This is where the “adult” nature of Grossman’s books shines through and distinguishes itself, and it’s the only point at which the show felt truly remarkable. There are plenty of other vanilla attempts at risqué material, but they fall flat, especially a parallel storyline about Quentin’s real-world friend Julia (Stella Maeve) who gets rejected from Brakebills and tries to work her way into the world of magic another way. Like much of the early episodes, this is necessary set-up for the future—Julia ends up a crucial character in Grossman’s later books—but here it feels plodding and far too satisfied with being scandalous (in her initiation into the world of unauthorized magic, she’s tied to a radiator and stripped of her shirt).
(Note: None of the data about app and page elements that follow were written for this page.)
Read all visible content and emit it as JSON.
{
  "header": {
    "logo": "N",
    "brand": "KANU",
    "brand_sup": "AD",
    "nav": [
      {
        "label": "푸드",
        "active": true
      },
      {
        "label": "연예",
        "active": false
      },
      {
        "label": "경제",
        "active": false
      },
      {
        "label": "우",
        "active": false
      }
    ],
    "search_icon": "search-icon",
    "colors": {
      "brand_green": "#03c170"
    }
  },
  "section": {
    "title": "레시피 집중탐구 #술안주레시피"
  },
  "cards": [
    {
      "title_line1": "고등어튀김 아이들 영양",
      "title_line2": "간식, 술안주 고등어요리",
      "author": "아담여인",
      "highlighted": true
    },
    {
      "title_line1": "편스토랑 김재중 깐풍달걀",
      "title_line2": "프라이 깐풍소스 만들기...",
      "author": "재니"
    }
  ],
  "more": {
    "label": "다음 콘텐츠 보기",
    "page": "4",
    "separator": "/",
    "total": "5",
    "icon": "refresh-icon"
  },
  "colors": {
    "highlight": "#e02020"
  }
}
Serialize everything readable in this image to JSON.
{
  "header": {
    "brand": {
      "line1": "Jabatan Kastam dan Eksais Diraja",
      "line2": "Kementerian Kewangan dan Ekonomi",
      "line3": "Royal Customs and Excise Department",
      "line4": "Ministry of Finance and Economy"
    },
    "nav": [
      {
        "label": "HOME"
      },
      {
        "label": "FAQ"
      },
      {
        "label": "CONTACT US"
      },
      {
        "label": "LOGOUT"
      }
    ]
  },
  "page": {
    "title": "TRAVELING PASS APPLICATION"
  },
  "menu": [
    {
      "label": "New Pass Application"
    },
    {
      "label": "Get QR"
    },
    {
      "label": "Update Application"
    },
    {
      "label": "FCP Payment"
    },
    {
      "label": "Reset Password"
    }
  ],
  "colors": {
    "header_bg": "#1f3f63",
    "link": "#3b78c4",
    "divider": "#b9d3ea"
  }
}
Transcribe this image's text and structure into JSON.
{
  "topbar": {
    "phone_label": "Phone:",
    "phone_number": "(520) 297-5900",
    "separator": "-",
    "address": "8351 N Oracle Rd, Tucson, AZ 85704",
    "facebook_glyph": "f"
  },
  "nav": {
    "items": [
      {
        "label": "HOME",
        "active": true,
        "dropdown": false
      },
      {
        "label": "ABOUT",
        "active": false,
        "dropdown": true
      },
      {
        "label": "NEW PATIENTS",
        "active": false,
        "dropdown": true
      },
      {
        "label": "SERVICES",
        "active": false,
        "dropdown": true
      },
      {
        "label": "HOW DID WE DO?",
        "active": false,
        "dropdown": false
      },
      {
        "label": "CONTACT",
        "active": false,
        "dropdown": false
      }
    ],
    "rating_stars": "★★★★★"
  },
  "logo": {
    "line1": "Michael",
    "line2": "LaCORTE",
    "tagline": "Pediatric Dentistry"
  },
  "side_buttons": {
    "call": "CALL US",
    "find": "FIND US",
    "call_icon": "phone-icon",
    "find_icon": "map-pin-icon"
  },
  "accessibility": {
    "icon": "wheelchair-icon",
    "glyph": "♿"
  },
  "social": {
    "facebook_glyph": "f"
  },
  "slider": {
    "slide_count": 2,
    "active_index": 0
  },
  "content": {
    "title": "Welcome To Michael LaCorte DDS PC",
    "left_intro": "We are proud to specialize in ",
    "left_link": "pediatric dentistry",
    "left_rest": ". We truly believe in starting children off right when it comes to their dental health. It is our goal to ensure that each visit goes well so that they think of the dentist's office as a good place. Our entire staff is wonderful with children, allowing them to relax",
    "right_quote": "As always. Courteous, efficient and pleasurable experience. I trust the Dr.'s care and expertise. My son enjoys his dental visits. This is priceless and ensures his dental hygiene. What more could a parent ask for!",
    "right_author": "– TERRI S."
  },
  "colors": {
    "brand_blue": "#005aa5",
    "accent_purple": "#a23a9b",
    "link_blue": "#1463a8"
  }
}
McNamara is a strong, charming writer who faltered last year with Aquarius, another show that aped the strong violent and sexual content of premium TV without including much of the substance behind it. The Magicians is a better and more promising show. Perhaps once the exposition is disposed of, it’ll pick up speed (the second episode, which also airs Monday, is a little better than the first). But to succeed, the show needs to more fully explore the complex and often terrifying world it introduces, tropes and all.